ROME, Italy — Dante Alighieri, author of the "Divine Comedy" and father of modern Italian, is likely turning in his grave.
Up until the 1960s, middle and high school students in Italy studied both Latin and Greek syntax and literature. Today they can hardly write (and many cases even speak) Italian properly.
Based on the results of the June graduation exams for public schools, one out of three high school seniors has a poor knowledge of grammar, limited sentence construction and vocabulary use.
Roughly 500,000 public school students took their exam — which includes a written essay. According to data from the Education Ministry, more than 8.6 percent of pupils failed the tests, three times more than did five years ago. Grades in general were lower, especially in the written essay, with an average below C.
Topics for the essay ranged from literature to history and society. The favored themes were “looking for happiness” and “the relationship between youth and music.”
Among the errors: no period at the ends of sentences, no paragraph divisions, no logical connection between phrases, and wrongly spelt verbs, incorrect adverbs and conjunctions. Nouns were often mistaken for verbs and vice versa. From a semantic point of view the essays were poor on ideas, sense and originality.

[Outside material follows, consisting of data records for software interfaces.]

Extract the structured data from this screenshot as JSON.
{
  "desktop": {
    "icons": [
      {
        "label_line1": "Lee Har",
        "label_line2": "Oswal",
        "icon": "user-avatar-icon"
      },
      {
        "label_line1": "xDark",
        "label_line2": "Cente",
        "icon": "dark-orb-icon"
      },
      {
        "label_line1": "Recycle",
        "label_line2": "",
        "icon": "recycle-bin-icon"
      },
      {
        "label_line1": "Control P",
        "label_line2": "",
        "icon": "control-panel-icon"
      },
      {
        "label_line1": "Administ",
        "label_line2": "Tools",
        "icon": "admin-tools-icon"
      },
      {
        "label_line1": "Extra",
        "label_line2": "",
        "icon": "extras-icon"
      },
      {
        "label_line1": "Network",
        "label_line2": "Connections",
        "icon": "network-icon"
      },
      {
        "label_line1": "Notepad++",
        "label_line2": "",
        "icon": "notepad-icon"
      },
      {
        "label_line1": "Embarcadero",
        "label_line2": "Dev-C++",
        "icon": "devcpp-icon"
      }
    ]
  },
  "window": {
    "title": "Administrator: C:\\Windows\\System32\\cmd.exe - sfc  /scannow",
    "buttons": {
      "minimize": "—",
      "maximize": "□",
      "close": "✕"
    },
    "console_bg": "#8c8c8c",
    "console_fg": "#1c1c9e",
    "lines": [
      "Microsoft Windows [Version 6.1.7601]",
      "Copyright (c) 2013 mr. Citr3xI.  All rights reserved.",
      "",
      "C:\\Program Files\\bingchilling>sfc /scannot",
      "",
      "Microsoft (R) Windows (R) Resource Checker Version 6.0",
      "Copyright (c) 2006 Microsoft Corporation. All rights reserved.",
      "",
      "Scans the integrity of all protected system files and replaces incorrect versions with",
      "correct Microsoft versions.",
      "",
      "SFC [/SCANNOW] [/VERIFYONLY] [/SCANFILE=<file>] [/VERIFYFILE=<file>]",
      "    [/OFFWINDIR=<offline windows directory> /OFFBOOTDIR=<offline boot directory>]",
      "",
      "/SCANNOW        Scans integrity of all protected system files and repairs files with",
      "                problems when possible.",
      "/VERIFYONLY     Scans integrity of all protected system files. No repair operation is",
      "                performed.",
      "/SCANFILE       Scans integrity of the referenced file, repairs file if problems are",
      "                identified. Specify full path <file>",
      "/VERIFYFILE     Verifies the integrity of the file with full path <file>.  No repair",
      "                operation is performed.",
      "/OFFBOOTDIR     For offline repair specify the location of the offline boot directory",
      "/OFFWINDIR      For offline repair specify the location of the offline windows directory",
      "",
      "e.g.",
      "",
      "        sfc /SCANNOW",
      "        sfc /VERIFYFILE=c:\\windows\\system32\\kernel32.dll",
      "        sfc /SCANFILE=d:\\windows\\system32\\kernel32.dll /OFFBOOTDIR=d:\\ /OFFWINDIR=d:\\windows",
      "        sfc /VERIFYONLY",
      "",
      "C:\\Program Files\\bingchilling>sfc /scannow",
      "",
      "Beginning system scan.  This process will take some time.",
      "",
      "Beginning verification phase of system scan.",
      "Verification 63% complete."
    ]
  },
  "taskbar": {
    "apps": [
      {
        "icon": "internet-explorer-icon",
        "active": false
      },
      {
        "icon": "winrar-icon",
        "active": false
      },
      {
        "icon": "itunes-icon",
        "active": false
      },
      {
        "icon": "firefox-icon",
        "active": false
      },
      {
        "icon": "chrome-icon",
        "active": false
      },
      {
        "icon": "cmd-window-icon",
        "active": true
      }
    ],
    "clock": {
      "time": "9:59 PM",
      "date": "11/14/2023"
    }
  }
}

A couple of years ago a student chose the theme on courage and wrote: “This is courage,” followed by a blank page. The evaluation committee admired his gesture and gave him a B.